» YOUR TASK
Would you return every entry below without a single difference?

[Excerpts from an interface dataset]

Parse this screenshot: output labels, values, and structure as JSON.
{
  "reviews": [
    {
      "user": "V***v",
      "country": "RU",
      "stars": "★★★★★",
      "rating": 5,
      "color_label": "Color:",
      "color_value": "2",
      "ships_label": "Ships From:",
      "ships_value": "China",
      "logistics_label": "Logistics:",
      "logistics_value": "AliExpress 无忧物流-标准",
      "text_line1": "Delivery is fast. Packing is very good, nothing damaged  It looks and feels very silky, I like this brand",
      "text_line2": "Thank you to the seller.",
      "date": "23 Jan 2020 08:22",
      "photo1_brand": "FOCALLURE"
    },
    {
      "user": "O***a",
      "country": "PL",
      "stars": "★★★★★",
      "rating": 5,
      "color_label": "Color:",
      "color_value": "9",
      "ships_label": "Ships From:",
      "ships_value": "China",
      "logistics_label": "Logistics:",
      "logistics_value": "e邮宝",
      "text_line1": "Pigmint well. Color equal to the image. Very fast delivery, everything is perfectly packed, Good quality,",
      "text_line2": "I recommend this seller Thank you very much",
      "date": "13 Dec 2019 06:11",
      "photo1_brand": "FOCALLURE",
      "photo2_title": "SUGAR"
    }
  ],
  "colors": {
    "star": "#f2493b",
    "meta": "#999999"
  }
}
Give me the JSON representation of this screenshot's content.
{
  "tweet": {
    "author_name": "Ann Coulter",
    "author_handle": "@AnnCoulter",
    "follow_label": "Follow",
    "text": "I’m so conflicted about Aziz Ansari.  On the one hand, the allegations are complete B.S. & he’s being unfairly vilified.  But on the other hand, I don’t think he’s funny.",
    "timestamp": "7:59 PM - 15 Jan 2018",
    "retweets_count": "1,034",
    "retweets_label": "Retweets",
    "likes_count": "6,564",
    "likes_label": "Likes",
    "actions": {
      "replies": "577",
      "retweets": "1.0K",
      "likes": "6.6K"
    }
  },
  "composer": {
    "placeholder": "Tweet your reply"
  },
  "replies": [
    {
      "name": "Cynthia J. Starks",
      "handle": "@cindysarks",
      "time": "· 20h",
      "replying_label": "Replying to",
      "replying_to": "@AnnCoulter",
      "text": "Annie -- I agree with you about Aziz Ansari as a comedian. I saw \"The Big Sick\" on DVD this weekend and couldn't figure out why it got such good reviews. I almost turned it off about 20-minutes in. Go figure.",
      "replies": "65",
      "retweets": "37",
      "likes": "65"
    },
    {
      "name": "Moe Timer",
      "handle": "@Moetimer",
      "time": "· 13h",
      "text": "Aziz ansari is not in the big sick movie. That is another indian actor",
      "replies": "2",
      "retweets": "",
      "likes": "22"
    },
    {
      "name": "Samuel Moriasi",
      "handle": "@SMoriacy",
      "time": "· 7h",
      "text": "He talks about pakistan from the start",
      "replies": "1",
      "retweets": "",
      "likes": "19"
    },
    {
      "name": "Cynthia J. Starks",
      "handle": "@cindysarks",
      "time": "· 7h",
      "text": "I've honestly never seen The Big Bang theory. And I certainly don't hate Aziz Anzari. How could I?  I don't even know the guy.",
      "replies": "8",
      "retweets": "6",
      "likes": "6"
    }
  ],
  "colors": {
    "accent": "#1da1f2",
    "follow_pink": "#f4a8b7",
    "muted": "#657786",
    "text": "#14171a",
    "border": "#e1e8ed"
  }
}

» ANSWER TO THE EXERCISE
Parse this screenshot: output labels, values, and structure as JSON.
{
  "reviews": [
    {
      "user": "V***v",
      "country": "RU",
      "stars": "★★★★★",
      "rating": 5,
      "color_label": "Color:",
      "color_value": "2",
      "ships_label": "Ships From:",
      "ships_value": "China",
      "logistics_label": "Logistics:",
      "logistics_value": "AliExpress 无忧物流-标准",
      "text_line1": "Delivery is fast. Packing is very good, nothing damaged  It looks and feels very silky, I like this brand",
      "text_line2": "Thank you to the seller.",
      "date": "23 Jan 2020 08:22",
      "photo1_brand": "FOCALLURE"
    },
    {
      "user": "O***a",
      "country": "PL",
      "stars": "★★★★★",
      "rating": 5,
      "color_label": "Color:",
      "color_value": "9",
      "ships_label": "Ships From:",
      "ships_value": "China",
      "logistics_label": "Logistics:",
      "logistics_value": "e邮宝",
      "text_line1": "Pigmint well. Color equal to the image. Very fast delivery, everything is perfectly packed, Good quality,",
      "text_line2": "I recommend this seller Thank you very much",
      "date": "13 Dec 2019 06:11",
      "photo1_brand": "FOCALLURE",
      "photo2_title": "SUGAR"
    }
  ],
  "colors": {
    "star": "#f2493b",
    "meta": "#999999"
  }
}
Give me the JSON representation of this screenshot's content.
{
  "tweet": {
    "author_name": "Ann Coulter",
    "author_handle": "@AnnCoulter",
    "follow_label": "Follow",
    "text": "I’m so conflicted about Aziz Ansari.  On the one hand, the allegations are complete B.S. & he’s being unfairly vilified.  But on the other hand, I don’t think he’s funny.",
    "timestamp": "7:59 PM - 15 Jan 2018",
    "retweets_count": "1,034",
    "retweets_label": "Retweets",
    "likes_count": "6,564",
    "likes_label": "Likes",
    "actions": {
      "replies": "577",
      "retweets": "1.0K",
      "likes": "6.6K"
    }
  },
  "composer": {
    "placeholder": "Tweet your reply"
  },
  "replies": [
    {
      "name": "Cynthia J. Starks",
      "handle": "@cindysarks",
      "time": "· 20h",
      "replying_label": "Replying to",
      "replying_to": "@AnnCoulter",
      "text": "Annie -- I agree with you about Aziz Ansari as a comedian. I saw \"The Big Sick\" on DVD this weekend and couldn't figure out why it got such good reviews. I almost turned it off about 20-minutes in. Go figure.",
      "replies": "65",
      "retweets": "37",
      "likes": "65"
    },
    {
      "name": "Moe Timer",
      "handle": "@Moetimer",
      "time": "· 13h",
      "text": "Aziz ansari is not in the big sick movie. That is another indian actor",
      "replies": "2",
      "retweets": "",
      "likes": "22"
    },
    {
      "name": "Samuel Moriasi",
      "handle": "@SMoriacy",
      "time": "· 7h",
      "text": "He talks about pakistan from the start",
      "replies": "1",
      "retweets": "",
      "likes": "19"
    },
    {
      "name": "Cynthia J. Starks",
      "handle": "@cindysarks",
      "time": "· 7h",
      "text": "I've honestly never seen The Big Bang theory. And I certainly don't hate Aziz Anzari. How could I?  I don't even know the guy.",
      "replies": "8",
      "retweets": "6",
      "likes": "6"
    }
  ],
  "colors": {
    "accent": "#1da1f2",
    "follow_pink": "#f4a8b7",
    "muted": "#657786",
    "text": "#14171a",
    "border": "#e1e8ed"
  }
}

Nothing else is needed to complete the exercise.